I have to get this out on paper (blog), as it has been bothering me since a discussion I had with a faculty member last week…
I find the models in student development theory for meaning-making as a product of furthering one’s self frustrating. For those who aren’t student development theorists, student affairs professionals, psychologists, or simply really interested in cognitive development, meaning-making is the capacity of the individual to understand, make sense of, and perhaps construct the world in relationship to themselves. In other words, how an individual sees the world, given the fact that the way an individual sees the world is affected by their own experiences.
So why is this frustrating to me? Well, as the title of this post might suggest, “further development” or “higher thinking” is most often characterized by student development theorists as a stage in one’s life where meaning-making is done in a capacity that does not affect the self and one’s identity. In fact, external influences on the individual may have little ability to become strong factors in identity development once a person is at this “further” stage in life. The student development theory Multiple Dimensions of Identity Development (Abes, Jones, and McEwen, 2007) suggest that internal identity eventually becomes steadfast in relation to one’s context (relationships, geography, vocation, etc.) and therefore any capacity for meaning-making is stabilized.
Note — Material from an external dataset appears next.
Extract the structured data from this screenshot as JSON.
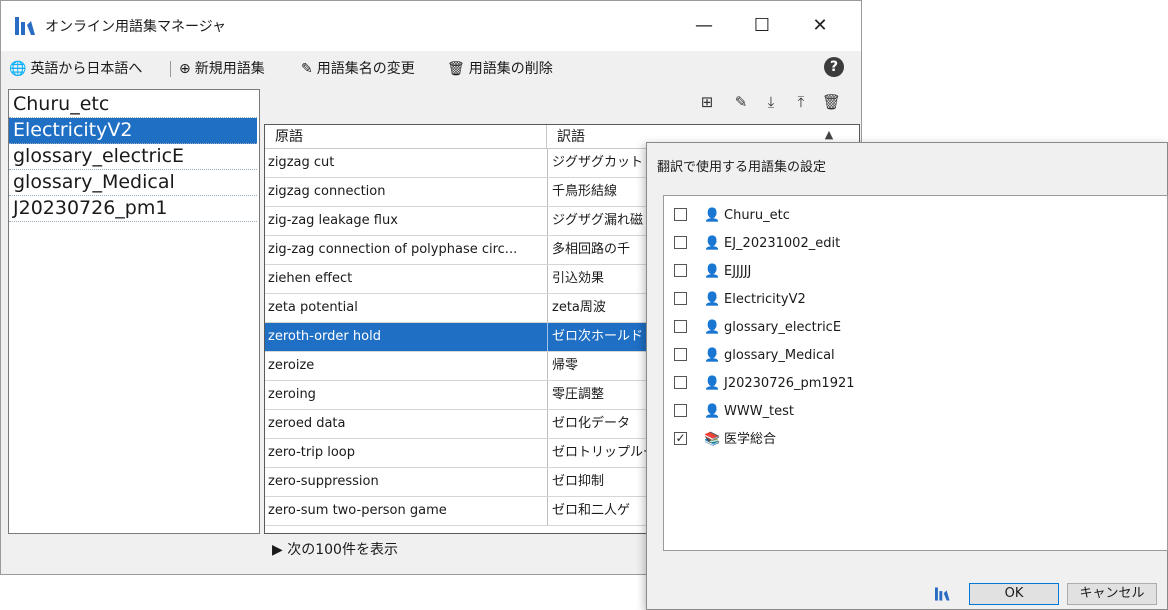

In contrast, who are whimsy in internal identity development, that is to say that external influences have a greater impact on the individual’s meaning-making capacity, are considered less developed.
My beef is largely that I don’t know if I buy into the idea that further development and steadfast identity are the same thing. Perhaps I’m interpreting this theory wrong. Other similarly-categorized student development theories, particularly those of Kohlberg and Perry, seem to provide some foundation for my “beef” in that as a student is developed, they are able to see multiple truths in decisions and morals, perhaps even so far as to understand that there is no necessary “right” answer for given dilemmas. I extrapolate this to further cover that there is no right answer for identity-everything is a given truth to the time, place, and context.